To combat this, I used a debouncing routine on the microcontroller (a slightly better implementation will be used on the ATTiny) to measure the state of the pin every 5ms, and then use it to cause the pin to shut off completely if it was held low for a second. A little more code to add in handling for the neopixels as well as some proper battery holders and the first prototype was born!
I wanted to ensure that everything still worked at lower voltages, so I took the prototype together to CCHS and hooked up a variable power supply and started finding out some interesting things about my circuit.
Successful prototype but with small problems
The first thing that surprised me is it had to be around 1V to get the boost IC to start switching, higher than the 0.9V than I expected. The current draw from the power supply was pretty constant at 0.3A when the boost IC was working, even when I turned up the voltage to emulate another AAA cell. The other problem is that the microcontroller wasn’t behaving correctly and would stop functioning.
Unlike what I had thought, the output from the boost IC with the LEDs going through their sequence wasn’t 5V; the output was more like 3.6V with 2 AAA batteries, even less (3.2V) with a single AAA battery. The microcontroller was locking up possibly due to the low output voltage in the single AAA battery case as the battery discharged but not when there were 2 batteries. It also explains some of the strange behaviour I was getting when I had it connected to the power supply.
The question is how this problem was occurring; the theoretical answer turned out to be simple and originated back when I originally designed the breakout board for this chip. The reason why the answer is theoretical is that I haven’t gotten a chance to make a more integrated board yet which will allow me to test my theory, but feel this is the answer as there is a section dedicated in the TPS61027 datasheet about PCB layout consideration, which the current prototype isn’t following. Some of the problems are partially because it’s implemented in a breadboard but additionally due to some of the bad decisions I made when designing the breakout board, such as extremely thin traces (10 mil) which may have ended up thinner due to the etching process used to make the breakout board.
The next prototype most likely won’t be made professionally, but will be another etched PCB if I can manage it but include all the components I’m planning to use in the final revision of the board including the through hole tactile switches in addition to ports for programming, testing and still fitting in a bread board.
Moving forward to a product
One of the aims with this project is to be able to sell the boards after I complete the code and prototype, ensuring the end result is compact enough to fit in most costume projects. The end of this project is coming up soon enough, and it’s looking like I’ll be selling these boards for USD$9.95 but the price may change depending on how the next few prototypes go. If you’re interested in purchasing one of these boards, you can contact me either via email or twitter. I may do a limited run of cheaper boards depending on how many people contact me but for the moment I’ll be concentrating on getting this project wrapped up as soon as I can.

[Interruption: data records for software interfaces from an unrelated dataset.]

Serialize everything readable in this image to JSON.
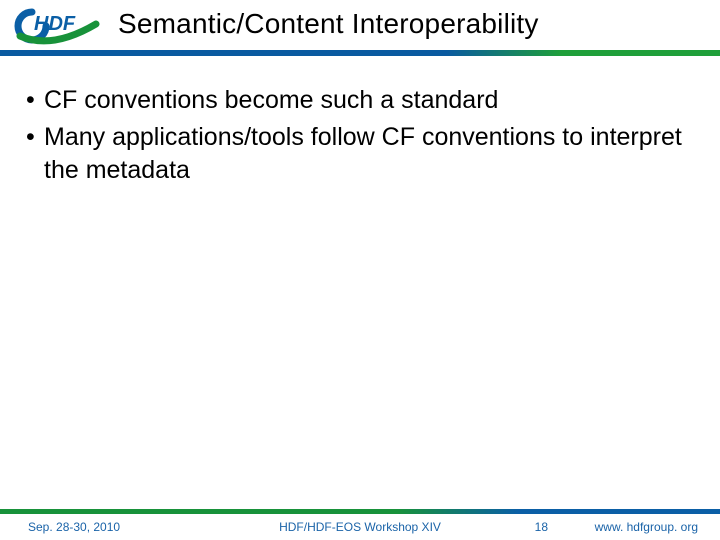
{
  "header": {
    "logo_text_top": "HDF",
    "title": "Semantic/Content Interoperability"
  },
  "body": {
    "bullets": [
      "CF conventions become such a standard",
      "Many applications/tools follow CF conventions to interpret the metadata"
    ]
  },
  "footer": {
    "date": "Sep. 28-30, 2010",
    "center": "HDF/HDF-EOS Workshop XIV",
    "page": "18",
    "url": "www. hdfgroup. org"
  },
  "colors": {
    "blue": "#0b5fa6",
    "green": "#18923a"
  }
}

Full KiCAD files and code will be available at a later date, but for now the repository to keep an eye on is here. Hopefully next update won’t be in a month’s time as I have the parts coming shortly for the prototyping.